Paul Demery , Chief Technology Editor
Consumers` expectations about the quality of the online shopping experience keep rising, and the providers of site search technology keep refining search and navigation functionality to keep up with that demand. Many of the newer developments in site search are further builds on the blend of search and merchandising, according to Don Harris, EasyAsk product manager at search, navigation and merchandising vendor Progress Software Corp.
Under a concept the company calls “carve outs,” online retailers using EasyAsk can automatically lift a selection of listings out of relevant search results, according to their own business objectives, and feature the grouped items in the display of site search results, Harris says. For example, a retailer might want to flag the new products among the results listings, or the products that can be shipped in time to arrive by a certain date, such as Christmas.
Progress’s EasyAsk also has fine-tuned search results by SKU sensitivity, Harris adds. That is the ability to return search results on products that have multiple SKUs-such as a shirt that comes in small, medium and large, as well as multiple colors for each size-that can incorporate information on the particular status of each SKU. For example, a SKU-sensitive search for a women’s shirt in “small” returns results that show only the color swatches that apply to that size of shirt.

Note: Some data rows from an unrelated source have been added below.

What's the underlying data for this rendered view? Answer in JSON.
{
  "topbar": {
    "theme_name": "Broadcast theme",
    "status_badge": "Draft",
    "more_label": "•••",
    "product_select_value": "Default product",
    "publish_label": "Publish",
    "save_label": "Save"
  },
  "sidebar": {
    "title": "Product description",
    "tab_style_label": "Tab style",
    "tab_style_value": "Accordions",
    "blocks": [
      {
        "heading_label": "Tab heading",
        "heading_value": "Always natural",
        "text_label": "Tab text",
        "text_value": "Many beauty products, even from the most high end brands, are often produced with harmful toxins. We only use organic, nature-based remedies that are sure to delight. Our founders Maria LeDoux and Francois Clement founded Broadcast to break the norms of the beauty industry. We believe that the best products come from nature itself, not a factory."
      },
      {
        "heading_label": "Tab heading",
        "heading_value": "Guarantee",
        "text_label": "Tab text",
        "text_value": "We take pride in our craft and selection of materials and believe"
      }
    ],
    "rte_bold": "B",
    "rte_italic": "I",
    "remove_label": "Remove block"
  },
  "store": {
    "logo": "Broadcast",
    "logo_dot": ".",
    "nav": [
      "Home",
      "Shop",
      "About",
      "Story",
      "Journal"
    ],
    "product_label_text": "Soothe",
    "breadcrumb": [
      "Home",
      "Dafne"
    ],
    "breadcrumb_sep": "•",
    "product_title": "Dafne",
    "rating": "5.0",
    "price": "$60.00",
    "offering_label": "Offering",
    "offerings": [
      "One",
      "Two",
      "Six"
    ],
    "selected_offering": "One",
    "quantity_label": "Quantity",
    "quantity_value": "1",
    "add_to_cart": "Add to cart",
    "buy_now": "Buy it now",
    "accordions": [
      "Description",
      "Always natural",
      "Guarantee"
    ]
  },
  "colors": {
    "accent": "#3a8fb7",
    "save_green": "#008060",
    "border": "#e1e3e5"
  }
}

One more trend that is refining site search is functionality that gives sites the ability to redirect customers` searches when a site doesn’t have what the shopper is searching for, Harris notes. For example, if a shopper searches for the brand “Bolle,” but the retailer doesn’t carry it, site search equipped to redirect will return results showing the polarized sunglasses the retailer does carry rather than returning no results. According to Progress, the key to a successful use of this search application is not just automatically redirecting the shopper to the available alternatives, but also letting shoppers know why they are not viewing exactly what they had searched for.